I accepted an offer to be a part of a mural project. It is kind of funny, because I am not really a painter and I don't really have much free-time... but it is a great opportunity to work with other artists and collaborate. At first I was the only one that was there to meet with the shows designers and to come up with a direction... so in the interest of getting the project over with as soon as possible with the least amount of disruption in my life, I came up with a concept and a plan to to see that concept through... then the other artists showed up! I have to get my brain out of the idea that I have no time and am not taking care of myself, and just get into the process. It is hard to get my head out of my bills and work and family needs... I am really overwhelmed, but when I let myself get into the process it really is satisfying to see the art and concept emerge. The other artists have been very patient with my hesitation and I appreciate that.

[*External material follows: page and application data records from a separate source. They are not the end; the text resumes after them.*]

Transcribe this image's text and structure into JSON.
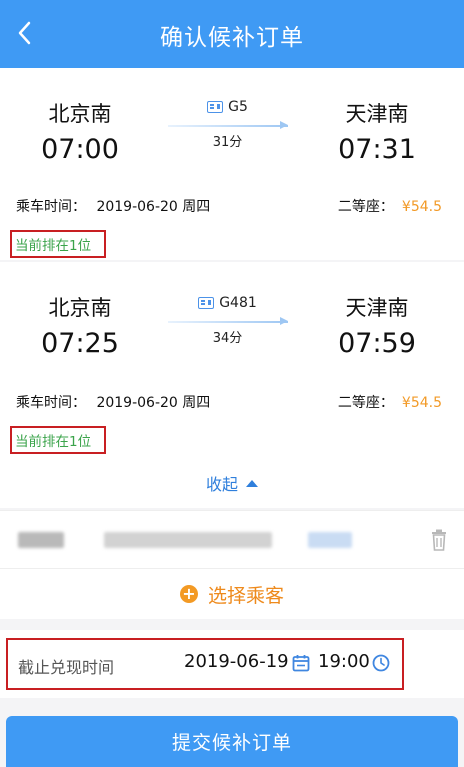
{
  "header": {
    "title": "确认候补订单"
  },
  "trains": [
    {
      "from_station": "北京南",
      "from_time": "07:00",
      "train_no": "G5",
      "duration": "31分",
      "to_station": "天津南",
      "to_time": "07:31",
      "ride_time_label": "乘车时间：",
      "ride_date": "2019-06-20 周四",
      "seat_label": "二等座：",
      "price": "¥54.5",
      "queue_status": "当前排在1位"
    },
    {
      "from_station": "北京南",
      "from_time": "07:25",
      "train_no": "G481",
      "duration": "34分",
      "to_station": "天津南",
      "to_time": "07:59",
      "ride_time_label": "乘车时间：",
      "ride_date": "2019-06-20 周四",
      "seat_label": "二等座：",
      "price": "¥54.5",
      "queue_status": "当前排在1位"
    }
  ],
  "collapse_label": "收起",
  "select_passenger_label": "选择乘客",
  "deadline": {
    "label": "截止兑现时间",
    "date": "2019-06-19",
    "time": "19:00"
  },
  "submit_label": "提交候补订单",
  "colors": {
    "primary": "#3f9af4",
    "price": "#f29a27",
    "queue": "#3aa34a",
    "highlight_border": "#c81f22",
    "action_orange": "#ee8a1c"
  }
}
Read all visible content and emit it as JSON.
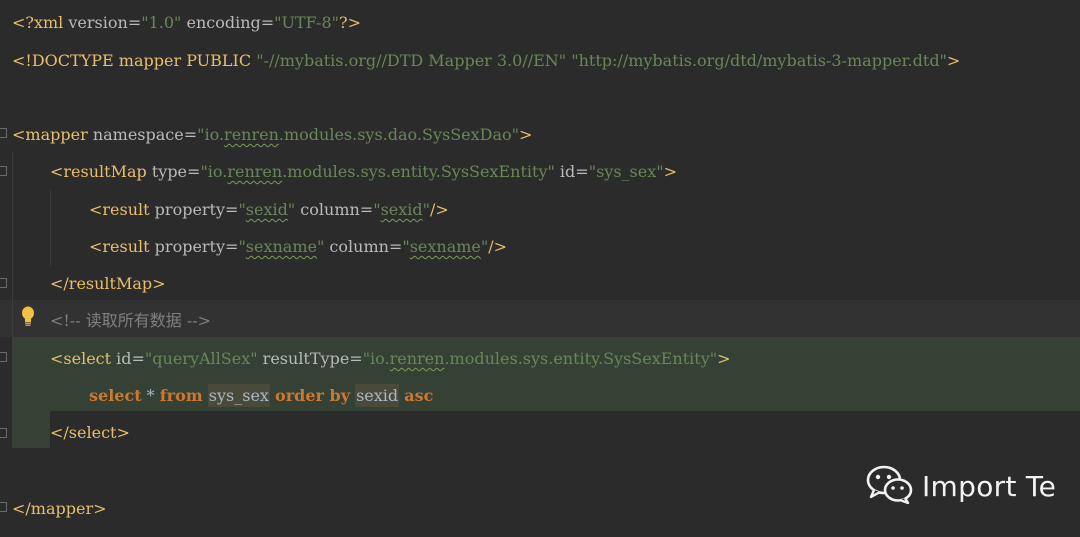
{
  "lines": {
    "l1": {
      "open": "<?xml ",
      "attr1": "version=",
      "val1": "\"1.0\"",
      "attr2": " encoding=",
      "val2": "\"UTF-8\"",
      "close": "?>"
    },
    "l2": {
      "open": "<!DOCTYPE mapper PUBLIC ",
      "val1": "\"-//mybatis.org//DTD Mapper 3.0//EN\"",
      "sp": " ",
      "val2": "\"http://mybatis.org/dtd/mybatis-3-mapper.dtd\"",
      "close": ">"
    },
    "l4": {
      "open": "<mapper ",
      "attr1": "namespace=",
      "q1": "\"io.",
      "sq": "renren",
      "q2": ".modules.sys.dao.SysSexDao\"",
      "close": ">"
    },
    "l5": {
      "open": "<resultMap ",
      "attr1": "type=",
      "q1": "\"io.",
      "sq": "renren",
      "q2": ".modules.sys.entity.SysSexEntity\"",
      "attr2": " id=",
      "val2": "\"sys_sex\"",
      "close": ">"
    },
    "l6": {
      "open": "<result ",
      "attr1": "property=",
      "q1a": "\"",
      "sq1": "sexid",
      "q1b": "\"",
      "attr2": " column=",
      "q2a": "\"",
      "sq2": "sexid",
      "q2b": "\"",
      "close": "/>"
    },
    "l7": {
      "open": "<result ",
      "attr1": "property=",
      "q1a": "\"",
      "sq1": "sexname",
      "q1b": "\"",
      "attr2": " column=",
      "q2a": "\"",
      "sq2": "sexname",
      "q2b": "\"",
      "close": "/>"
    },
    "l8": {
      "close": "</resultMap>"
    },
    "l9": {
      "comment": "<!-- 读取所有数据 -->"
    },
    "l10": {
      "open": "<select ",
      "attr1": "id=",
      "val1": "\"queryAllSex\"",
      "attr2": " resultType=",
      "q1": "\"io.",
      "sq": "renren",
      "q2": ".modules.sys.entity.SysSexEntity\"",
      "close": ">"
    },
    "l11": {
      "kw1": "select",
      "star": " * ",
      "kw2": "from",
      "tbl": "sys_sex",
      "kw3": "order by",
      "col": "sexid",
      "kw4": "asc"
    },
    "l12": {
      "close": "</select>"
    },
    "l14": {
      "close": "</mapper>"
    }
  },
  "watermark": {
    "text": "Import Te",
    "icon": "wechat-icon"
  },
  "gutter": {
    "icon": "lightbulb-icon"
  },
  "colors": {
    "background": "#2b2b2b",
    "tag": "#e8bf6a",
    "string": "#6a8759",
    "keyword": "#cc7832",
    "comment": "#808080",
    "text": "#a9b7c6",
    "highlight": "#344134"
  }
}
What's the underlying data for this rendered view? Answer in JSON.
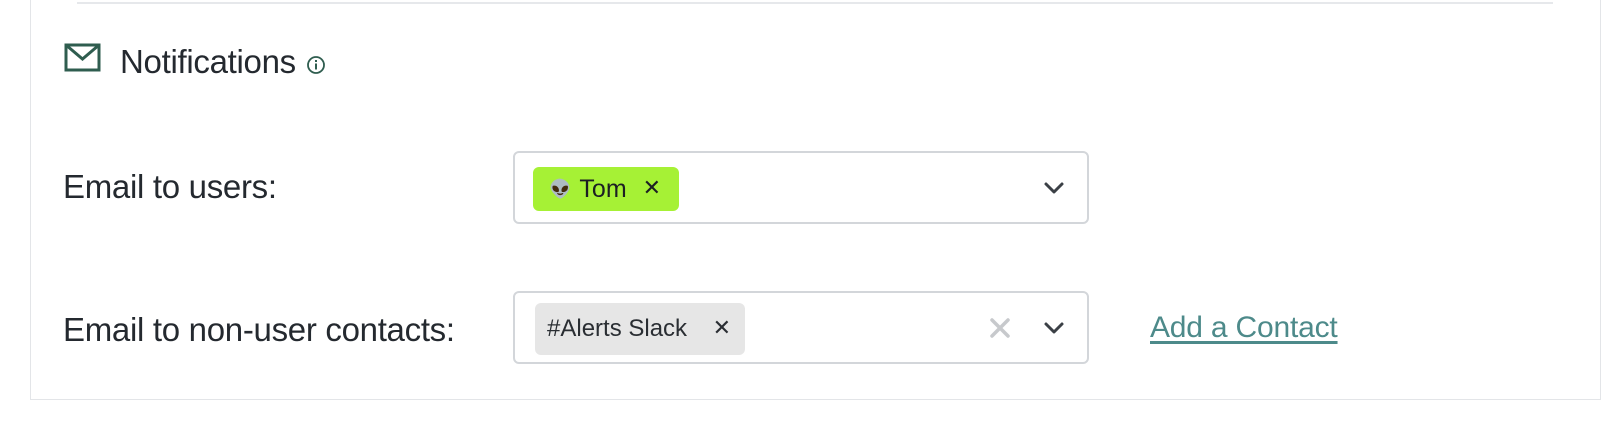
{
  "section": {
    "title": "Notifications",
    "icon": "mail-icon",
    "info_icon": "info-icon"
  },
  "email_users": {
    "label": "Email to users:",
    "selected": [
      {
        "emoji": "👽",
        "name": "Tom",
        "color": "#a6f135"
      }
    ]
  },
  "email_contacts": {
    "label": "Email to non-user contacts:",
    "selected": [
      {
        "name": "#Alerts Slack",
        "color": "#e6e6e6"
      }
    ],
    "add_contact_label": "Add a Contact"
  },
  "colors": {
    "accent": "#2f5d4f",
    "link": "#4d8a8a",
    "chip_user": "#a6f135",
    "chip_contact": "#e6e6e6"
  }
}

The really eye-opening thing that I have experienced in the last three weeks is that I have realized that even though I work creatively every day, I don't think like a traditional artist; although I think many traditional artists think methodically and conceptually like I do. The mural project being the most recent spring-board to realization, I also received a forwarded email of a spinning silhouette from which you can tell what side of your brain you are using by which way you see it spinning. When I received the email I was taking a break from working on the lay-out for a big project and I saw it spinning clock-wise. I wasn't too surprised; it meant that I was using the left side of my brain (mathematical, relational, analytical). Which means that I spend most of my work life using the left side of my brain. What a rip-off! I thought I was a "creative" and that is how I want to identify myself. But, it makes sense that I have all these "artistic" ideas that are trying to jump out of my head... I am still not getting that side fully-realized at my job. Would I really want to waste my art on work? I don't think so. So, I am happy that I have a "creative" job, but I have realized that I still need to realize my deeper art.
In my Art and Technology class John Fehringer has said that he keeps some of his art to himself and doesn't show it or sell it. He says that he has to separate his art from the art that he sells, because with his the latter he is thinking as he creates it "will this sell?" I am finding myself torn because I want to make my fine-art and sell it (!), so what is left for me? I guess trying to sell what you've made for arts sake is different from making something to sell... but where does the line blur? When everything you make sells? When do you start needing to come up with a different kind of "fine art"?
Anyway, the class and the mural project have been really eyeopening. I would highly recommend taking a class from John Fehringer... he is a really great artist and teacher!